procedure is that it is unclear what is the null hypothesis to which this
decision pertains. Here lies the important difference with a permutation
test for the difference between two experimental conditions: tthe null
hypothesis involves that the biological data in the two conditions are
generated by the same probability distribution.
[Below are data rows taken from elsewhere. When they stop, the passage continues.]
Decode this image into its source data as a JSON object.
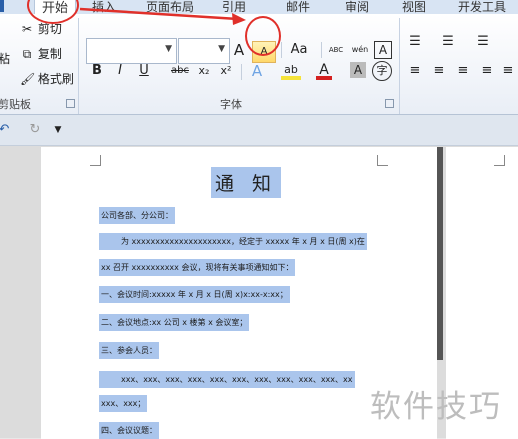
{
  "ribbon": {
    "tabs": {
      "home": "开始",
      "insert": "插入",
      "page_layout": "页面布局",
      "references": "引用",
      "mailings": "邮件",
      "review": "审阅",
      "view": "视图",
      "developer": "开发工具"
    },
    "clipboard": {
      "paste_label": "粘",
      "cut": "剪切",
      "copy": "复制",
      "format_painter": "格式刷",
      "group_label": "剪贴板"
    },
    "font": {
      "group_label": "字体",
      "grow_font": "A",
      "shrink_font": "A",
      "change_case": "Aa",
      "clear_format": "ABC",
      "phonetic": "wén",
      "char_border": "A",
      "bold": "B",
      "italic": "I",
      "underline": "U",
      "strikethrough": "abc",
      "subscript": "x₂",
      "superscript": "x²",
      "text_effects": "A",
      "highlight": "ab",
      "font_color": "A",
      "char_shading": "A",
      "enclose_char": "字"
    },
    "colors": {
      "font_color": "#d42020",
      "highlight": "#f5e33a",
      "text_effects": "#3a78c8"
    }
  },
  "document": {
    "title": "通 知",
    "lines": [
      "公司各部、分公司：",
      "为 xxxxxxxxxxxxxxxxxxxxx，经定于 xxxxx 年 x 月 x 日(周 x)在",
      "xx 召开 xxxxxxxxxx 会议，现将有关事项通知如下：",
      "一、会议时间:xxxxx 年 x 月 x 日(周 x)x:xx-x:xx；",
      "二、会议地点:xx 公司 x 楼第 x 会议室；",
      "三、参会人员：",
      "xxx、xxx、xxx、xxx、xxx、xxx、xxx、xxx、xxx、xxx、xx",
      "xxx、xxx；",
      "四、会议议题："
    ]
  },
  "watermark": "软件技巧"
}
2. Comparing the activation (post-stimulus) with the baseline (pre-stimulus)
period can be performed using a permutation test, regardless whether the raw
data were transformed into a time-frequency representation or not. The
reason why some people think it cannot be used on the raw data (i.e., for
testing effects on the time-locked average) is that the baseline period is
typically used to normalize the activation period (by removing the DC
component). With this normalisation, the null hypothesis pertains to two
sets of biological data of which one (the activation data) is already a
function of the other (as a result of the normalisation procedure). If you
want to use the actvsblT statfun, It makes more sense to perform a high-pass
filter on the raw data rather than normalising the activation data using the
baseline data.

Eric Maris

 1. Re: One-sample cluster based permutation t-test ERP data
    (Stephen Politzer-Ahles)

From: Stephen Politzer-Ahles <politzerahless at gmail.com<mailto:politzerahless at gmail.com>>
Subject: Re: [FieldTrip] One-sample cluster based permutation t-test ERP
Date: 19 August 2018 at 10:36:09 CEST
To: <fieldtrip at science.ru.nl<mailto:fieldtrip at science.ru.nl>>

I'm not sure if there is or not, but in the past I have managed this by
creating an ERP dataset that is all zeroes, and then comparing my real
dataset to it with a cluster test. Since a one-sample test is the same as a
paired samples test between something and zero (e.g., comparing X and Y via
t-test is the same as comparing {X-Y} to zero), this should give the same

Stephen Politzer-Ahles
The Hong Kong Polytechnic University
Department of Chinese and Bilingual Studies


Message: 1
Date: Fri, 17 Aug 2018 16:01:29 +0000
From: Alex Sel <alex.sel at psy.ox.ac.uk<mailto:alex.sel at psy.ox.ac.uk>>
To: "fieldtrip at science.ru.nl<mailto:fieldtrip at science.ru.nl>" <fieldtrip at science.ru.nl<mailto:fieldtrip at science.ru.nl>>
Subject: [FieldTrip] One-sample cluster based permutation t-test ERP
Message-ID: <47637187-A1A5-4040-8917-F04C501E65CF at psy.ox.ac.uk<mailto:47637187-A1A5-4040-8917-F04C501E65CF at psy.ox.ac.uk>>
Content-Type: text/plain; charset="utf-8"

Dear list,

I wonder if there has been a function developed to do a one-sample cluster
based permutation t-test ERP data. I am aware this is possible to do with
actvsblT for time-frequency data.

There is a forum thread from 2012 saying that this wasn’t implemented. But
I wonder if there is anyone there who might have resolve this issue and
wouldn’t mind sharing the solution.

Any help would be appreciated.

Best wishes,

Alex Sel, PhD
Associate Fellow of the Higher Education Academy
Wellcome Centre for Integrative Neuroimaging
Department of Experimental Psychology
University of Oxford
The Tinsley Building

Eric Maris | Donders Institute for Brain, Cognition, and Behaviour & Faculty of Social Sciences | Radboud University | PO Box 9104, 6500 HE Nijmegen | (024) 3612651 | www.ru.nl<http://www.ru.nl>

This message (and any attachments) is intended solely for the addressee(s) and may contain confidential information. If you are not the addressee, do not copy this message (and any attachments), forward or share this message with third parties. You are requested to notify the sender immediately and delete this message.

-------------- next part --------------
An HTML attachment was scrubbed...
URL: <http://mailman.science.ru.nl/pipermail/fieldtrip/attachments/20180822/81f96ea4/attachment-0001.html>

More information about the fieldtrip mailing list